(c) Issue of Drafts:
(i) He is to see that drafts prepared are in perfect order and all corrections are duly effected before submission to higher authorities.
(ii) To see whether or not all relevant documents are attached with the draft (shown as enclosures).
(iii) To indicate priorities on the draft.
(iv) To explain mode of dispatch.
(v) To suggest number of spare copies required.
(d) To See to Expeditious Disposal of Work:
(i) He is to see that cases are not held up at any stage.
(ii) He is to see that arrears of work and other returns are submitted in time.
(iii) He is to appraise periodical returns every week and take prompt action on items necessitating attention next week.
(iv) To inspect Assistants’ tables to ensure that no paper or file have been overlooked.
(v) He is to maintain a note of important receipts and keep a regular watch on progress of action.
(e) Independent Function-Ship:
(i) He is to take independent steps regarding procuring or supplying of factual information of a non-classified nature.
(ii) He is to issue reminders to negligent officials under him.
(iii) The government can authorize him to take any independent action.
(f) Recording and Indexing:

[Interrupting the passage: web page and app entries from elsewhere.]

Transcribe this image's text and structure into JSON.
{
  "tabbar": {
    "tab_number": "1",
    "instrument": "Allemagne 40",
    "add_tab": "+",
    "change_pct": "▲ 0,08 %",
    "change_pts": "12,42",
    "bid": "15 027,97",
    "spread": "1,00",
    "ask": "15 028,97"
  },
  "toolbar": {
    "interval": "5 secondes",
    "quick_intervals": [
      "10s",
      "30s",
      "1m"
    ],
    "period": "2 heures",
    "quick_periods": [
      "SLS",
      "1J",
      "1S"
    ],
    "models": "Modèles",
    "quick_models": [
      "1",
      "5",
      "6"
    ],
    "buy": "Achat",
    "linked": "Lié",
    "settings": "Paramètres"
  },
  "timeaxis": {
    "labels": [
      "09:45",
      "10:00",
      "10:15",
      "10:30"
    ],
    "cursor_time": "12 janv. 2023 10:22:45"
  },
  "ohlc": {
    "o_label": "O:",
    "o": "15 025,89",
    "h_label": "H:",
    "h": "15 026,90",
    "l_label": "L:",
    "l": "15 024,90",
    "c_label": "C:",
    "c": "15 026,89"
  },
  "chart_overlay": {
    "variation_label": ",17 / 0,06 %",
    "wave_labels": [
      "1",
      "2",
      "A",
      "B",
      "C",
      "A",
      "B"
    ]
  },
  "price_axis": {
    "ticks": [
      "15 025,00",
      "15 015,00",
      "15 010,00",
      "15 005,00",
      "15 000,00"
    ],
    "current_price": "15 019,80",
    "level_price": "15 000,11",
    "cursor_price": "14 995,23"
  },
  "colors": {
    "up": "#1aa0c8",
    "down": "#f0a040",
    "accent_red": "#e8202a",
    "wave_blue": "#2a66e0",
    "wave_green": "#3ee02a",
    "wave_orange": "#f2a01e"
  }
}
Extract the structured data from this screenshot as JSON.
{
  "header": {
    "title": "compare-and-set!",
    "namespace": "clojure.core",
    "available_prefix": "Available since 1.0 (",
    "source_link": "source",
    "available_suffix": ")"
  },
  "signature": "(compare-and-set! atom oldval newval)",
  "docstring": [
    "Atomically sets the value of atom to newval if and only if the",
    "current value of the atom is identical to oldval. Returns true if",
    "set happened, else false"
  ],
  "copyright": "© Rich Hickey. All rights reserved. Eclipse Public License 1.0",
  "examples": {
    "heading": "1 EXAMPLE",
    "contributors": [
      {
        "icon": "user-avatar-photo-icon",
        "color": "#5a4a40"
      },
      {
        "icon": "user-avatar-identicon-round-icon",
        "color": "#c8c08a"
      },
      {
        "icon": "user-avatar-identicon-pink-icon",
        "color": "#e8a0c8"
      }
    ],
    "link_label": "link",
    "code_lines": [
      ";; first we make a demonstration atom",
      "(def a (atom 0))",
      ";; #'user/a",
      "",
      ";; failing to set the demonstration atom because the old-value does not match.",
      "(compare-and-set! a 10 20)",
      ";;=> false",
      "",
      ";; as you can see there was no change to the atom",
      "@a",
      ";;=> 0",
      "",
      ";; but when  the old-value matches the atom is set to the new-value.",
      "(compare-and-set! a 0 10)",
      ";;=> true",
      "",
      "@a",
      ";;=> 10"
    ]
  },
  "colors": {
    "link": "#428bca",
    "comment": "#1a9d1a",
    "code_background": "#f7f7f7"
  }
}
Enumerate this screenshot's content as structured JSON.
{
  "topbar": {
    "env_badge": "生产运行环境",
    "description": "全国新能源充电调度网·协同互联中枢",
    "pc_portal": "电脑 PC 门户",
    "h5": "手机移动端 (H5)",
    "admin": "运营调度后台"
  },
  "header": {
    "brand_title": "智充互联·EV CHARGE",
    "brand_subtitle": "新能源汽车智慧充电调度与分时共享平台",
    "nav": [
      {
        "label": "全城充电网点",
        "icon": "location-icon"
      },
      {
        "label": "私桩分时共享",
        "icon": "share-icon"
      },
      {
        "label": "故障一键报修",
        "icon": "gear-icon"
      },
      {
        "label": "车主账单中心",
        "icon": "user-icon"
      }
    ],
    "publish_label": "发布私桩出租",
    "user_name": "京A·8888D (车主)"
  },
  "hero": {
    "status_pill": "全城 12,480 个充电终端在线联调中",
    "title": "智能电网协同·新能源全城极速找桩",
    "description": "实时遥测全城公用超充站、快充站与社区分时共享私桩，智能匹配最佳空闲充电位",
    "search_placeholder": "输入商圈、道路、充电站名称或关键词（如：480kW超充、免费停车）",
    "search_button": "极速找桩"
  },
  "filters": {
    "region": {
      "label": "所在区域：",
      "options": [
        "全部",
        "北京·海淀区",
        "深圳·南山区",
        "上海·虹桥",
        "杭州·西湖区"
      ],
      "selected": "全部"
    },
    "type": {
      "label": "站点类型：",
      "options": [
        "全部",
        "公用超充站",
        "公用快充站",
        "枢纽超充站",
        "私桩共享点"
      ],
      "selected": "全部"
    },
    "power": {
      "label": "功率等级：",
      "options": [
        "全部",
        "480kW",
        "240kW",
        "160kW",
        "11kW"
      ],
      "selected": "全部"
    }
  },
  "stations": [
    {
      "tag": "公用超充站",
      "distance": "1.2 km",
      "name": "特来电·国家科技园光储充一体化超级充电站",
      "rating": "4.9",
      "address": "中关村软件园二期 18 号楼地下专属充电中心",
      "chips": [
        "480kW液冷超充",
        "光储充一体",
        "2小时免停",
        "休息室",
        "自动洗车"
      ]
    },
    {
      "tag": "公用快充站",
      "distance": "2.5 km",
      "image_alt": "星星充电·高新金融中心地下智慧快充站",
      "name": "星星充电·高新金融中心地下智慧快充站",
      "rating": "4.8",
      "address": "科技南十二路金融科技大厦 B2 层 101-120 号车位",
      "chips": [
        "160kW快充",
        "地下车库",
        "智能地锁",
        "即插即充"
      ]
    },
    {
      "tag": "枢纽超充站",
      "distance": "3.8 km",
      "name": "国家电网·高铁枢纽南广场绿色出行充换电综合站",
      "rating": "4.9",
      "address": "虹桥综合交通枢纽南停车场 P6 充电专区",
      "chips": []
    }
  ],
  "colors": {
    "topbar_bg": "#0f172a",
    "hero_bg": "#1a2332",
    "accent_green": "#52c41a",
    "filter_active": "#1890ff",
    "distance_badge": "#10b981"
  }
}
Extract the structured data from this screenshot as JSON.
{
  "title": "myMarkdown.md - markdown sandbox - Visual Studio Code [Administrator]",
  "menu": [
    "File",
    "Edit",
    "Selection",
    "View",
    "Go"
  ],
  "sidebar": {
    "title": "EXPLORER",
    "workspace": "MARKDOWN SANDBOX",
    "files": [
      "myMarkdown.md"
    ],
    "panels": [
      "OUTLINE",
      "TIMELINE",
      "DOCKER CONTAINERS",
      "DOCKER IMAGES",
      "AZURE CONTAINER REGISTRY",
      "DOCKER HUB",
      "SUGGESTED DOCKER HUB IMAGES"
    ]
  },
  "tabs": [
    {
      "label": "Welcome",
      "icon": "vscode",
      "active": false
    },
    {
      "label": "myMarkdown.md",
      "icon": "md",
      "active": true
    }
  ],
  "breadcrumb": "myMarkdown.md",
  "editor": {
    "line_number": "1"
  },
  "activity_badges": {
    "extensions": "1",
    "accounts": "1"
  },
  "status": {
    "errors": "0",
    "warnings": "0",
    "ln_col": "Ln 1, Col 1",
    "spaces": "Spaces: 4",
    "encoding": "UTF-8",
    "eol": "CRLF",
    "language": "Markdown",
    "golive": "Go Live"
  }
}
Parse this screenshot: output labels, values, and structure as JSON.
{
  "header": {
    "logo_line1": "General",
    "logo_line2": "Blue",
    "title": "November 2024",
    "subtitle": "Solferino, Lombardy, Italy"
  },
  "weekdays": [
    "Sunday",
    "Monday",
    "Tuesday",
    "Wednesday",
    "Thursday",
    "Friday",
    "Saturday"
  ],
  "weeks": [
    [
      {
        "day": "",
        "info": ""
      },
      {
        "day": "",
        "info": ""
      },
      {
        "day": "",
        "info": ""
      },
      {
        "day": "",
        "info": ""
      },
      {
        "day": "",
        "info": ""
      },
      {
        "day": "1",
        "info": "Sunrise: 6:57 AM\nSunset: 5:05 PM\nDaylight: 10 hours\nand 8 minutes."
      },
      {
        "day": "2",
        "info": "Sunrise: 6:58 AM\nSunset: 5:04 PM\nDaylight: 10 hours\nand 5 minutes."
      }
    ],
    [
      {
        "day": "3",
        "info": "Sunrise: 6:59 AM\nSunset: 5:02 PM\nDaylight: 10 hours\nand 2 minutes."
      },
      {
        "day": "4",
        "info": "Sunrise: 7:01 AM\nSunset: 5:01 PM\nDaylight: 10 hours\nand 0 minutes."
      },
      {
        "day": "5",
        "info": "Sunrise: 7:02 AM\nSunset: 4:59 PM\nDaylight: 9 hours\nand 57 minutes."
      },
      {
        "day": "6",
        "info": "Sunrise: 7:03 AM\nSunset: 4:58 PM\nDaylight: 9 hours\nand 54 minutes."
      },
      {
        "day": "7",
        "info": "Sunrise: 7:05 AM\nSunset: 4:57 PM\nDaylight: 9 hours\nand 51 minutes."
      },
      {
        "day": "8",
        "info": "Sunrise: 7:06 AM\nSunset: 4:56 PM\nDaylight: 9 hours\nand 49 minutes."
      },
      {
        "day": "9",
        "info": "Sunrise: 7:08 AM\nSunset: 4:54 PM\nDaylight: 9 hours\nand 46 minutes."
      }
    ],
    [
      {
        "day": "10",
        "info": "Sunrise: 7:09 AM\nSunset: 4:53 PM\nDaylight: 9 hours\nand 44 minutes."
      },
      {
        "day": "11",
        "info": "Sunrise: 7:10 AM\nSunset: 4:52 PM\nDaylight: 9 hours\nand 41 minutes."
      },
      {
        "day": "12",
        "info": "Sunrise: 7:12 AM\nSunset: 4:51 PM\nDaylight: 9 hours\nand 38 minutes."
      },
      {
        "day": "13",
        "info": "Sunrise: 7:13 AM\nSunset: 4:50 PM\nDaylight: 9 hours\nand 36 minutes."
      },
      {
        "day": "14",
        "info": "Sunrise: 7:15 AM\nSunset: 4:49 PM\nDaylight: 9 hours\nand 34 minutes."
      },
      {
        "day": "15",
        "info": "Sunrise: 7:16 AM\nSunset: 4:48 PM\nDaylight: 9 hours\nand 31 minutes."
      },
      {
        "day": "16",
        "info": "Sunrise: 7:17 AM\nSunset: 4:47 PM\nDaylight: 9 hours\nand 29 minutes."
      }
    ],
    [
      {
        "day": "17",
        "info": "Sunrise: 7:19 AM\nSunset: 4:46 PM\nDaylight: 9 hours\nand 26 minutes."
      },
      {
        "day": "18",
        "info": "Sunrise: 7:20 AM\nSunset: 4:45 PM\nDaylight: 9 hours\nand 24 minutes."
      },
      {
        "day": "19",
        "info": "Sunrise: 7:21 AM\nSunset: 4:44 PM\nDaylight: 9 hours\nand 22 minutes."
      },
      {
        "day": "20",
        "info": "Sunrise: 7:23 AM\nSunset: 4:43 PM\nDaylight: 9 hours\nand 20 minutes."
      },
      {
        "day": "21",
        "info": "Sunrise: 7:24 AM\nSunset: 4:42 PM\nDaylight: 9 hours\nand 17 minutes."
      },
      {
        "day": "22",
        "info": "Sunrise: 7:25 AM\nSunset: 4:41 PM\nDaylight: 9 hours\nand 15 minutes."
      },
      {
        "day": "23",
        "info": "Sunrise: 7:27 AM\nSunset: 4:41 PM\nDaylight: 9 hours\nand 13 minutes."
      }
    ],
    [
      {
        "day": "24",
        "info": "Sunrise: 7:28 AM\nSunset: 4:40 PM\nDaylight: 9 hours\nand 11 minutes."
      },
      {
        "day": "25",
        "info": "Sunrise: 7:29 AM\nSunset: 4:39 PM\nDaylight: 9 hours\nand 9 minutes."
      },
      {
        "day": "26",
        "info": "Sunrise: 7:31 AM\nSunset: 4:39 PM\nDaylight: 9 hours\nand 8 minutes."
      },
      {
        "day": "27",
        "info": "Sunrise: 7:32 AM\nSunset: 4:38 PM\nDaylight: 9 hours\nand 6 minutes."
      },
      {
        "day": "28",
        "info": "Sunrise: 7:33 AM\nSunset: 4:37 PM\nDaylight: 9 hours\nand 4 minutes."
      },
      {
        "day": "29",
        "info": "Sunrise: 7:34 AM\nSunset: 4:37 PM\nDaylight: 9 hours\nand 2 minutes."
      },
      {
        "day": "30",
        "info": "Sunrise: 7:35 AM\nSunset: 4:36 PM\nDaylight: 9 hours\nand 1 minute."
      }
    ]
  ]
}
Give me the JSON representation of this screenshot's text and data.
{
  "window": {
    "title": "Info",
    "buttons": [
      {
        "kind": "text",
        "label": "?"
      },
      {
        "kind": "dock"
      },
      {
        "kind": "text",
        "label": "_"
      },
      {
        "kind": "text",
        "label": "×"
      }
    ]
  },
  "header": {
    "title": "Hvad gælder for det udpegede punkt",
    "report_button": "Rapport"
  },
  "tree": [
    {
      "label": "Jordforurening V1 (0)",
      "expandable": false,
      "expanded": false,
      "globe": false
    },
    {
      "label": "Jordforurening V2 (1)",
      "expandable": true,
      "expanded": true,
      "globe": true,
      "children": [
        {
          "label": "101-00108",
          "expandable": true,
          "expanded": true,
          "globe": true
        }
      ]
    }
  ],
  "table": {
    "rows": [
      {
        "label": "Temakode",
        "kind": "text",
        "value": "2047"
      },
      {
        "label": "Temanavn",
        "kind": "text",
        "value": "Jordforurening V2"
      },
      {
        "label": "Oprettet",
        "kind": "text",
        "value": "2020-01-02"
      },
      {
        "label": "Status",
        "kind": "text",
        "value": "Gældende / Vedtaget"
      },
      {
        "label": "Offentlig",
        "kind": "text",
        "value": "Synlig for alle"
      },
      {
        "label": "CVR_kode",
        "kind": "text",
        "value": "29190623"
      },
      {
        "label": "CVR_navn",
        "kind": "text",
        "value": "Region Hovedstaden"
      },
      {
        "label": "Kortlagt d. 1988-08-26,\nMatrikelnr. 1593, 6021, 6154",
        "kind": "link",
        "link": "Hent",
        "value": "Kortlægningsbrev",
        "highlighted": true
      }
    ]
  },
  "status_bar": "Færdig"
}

(i) To ratify the recording of files and their classification.
(ii) To supervise periodic weeding of unwanted spare copies
(iii) To ensure proper maintenance of registers in the section.
(iv) To review the file which is to be destroyed.
(i) To deal with important and complicated cases personally
(ii) To ensure neatness and tidiness in the section.
(iii) To see to the strict compliance with Departmental security instructions.
6. Private Secretary/Personal Assistant:
(i) He is to keep the officer free from the worries of a routine nature by:
(a) Mailing correspondence
(b) Filing papers
(c) Fixing appointments with his boss
(d) Arranging meeting and collecting information.
(ii) He takes dictation in short hand and transcripts it.
(iii) He is to screen the telephone calls and the visitors tactfully
(iv) He is to maintain an accurate list of engagement and meetings and keep his officer duly informed.
(v) He is p keep a note of the movement of files passed by his officer and other officers if necessary.
(vi) He carries out the corrections to the officers reference books.
(vii) He is to relieve the boss of much of his routine duties and assist him in a manner directed by him.
(i) He prepares a draft without unnecessary noting where line of action in a case is clear or where the section officer has given clear-instructions.
(ii) In other cases he puts up a note keeping in view as to whether all facts have been correctly stated.
(iii) He points out any mistakes or misstatements of the facts.
(iv) He draws attention to precedents or rules on the subject.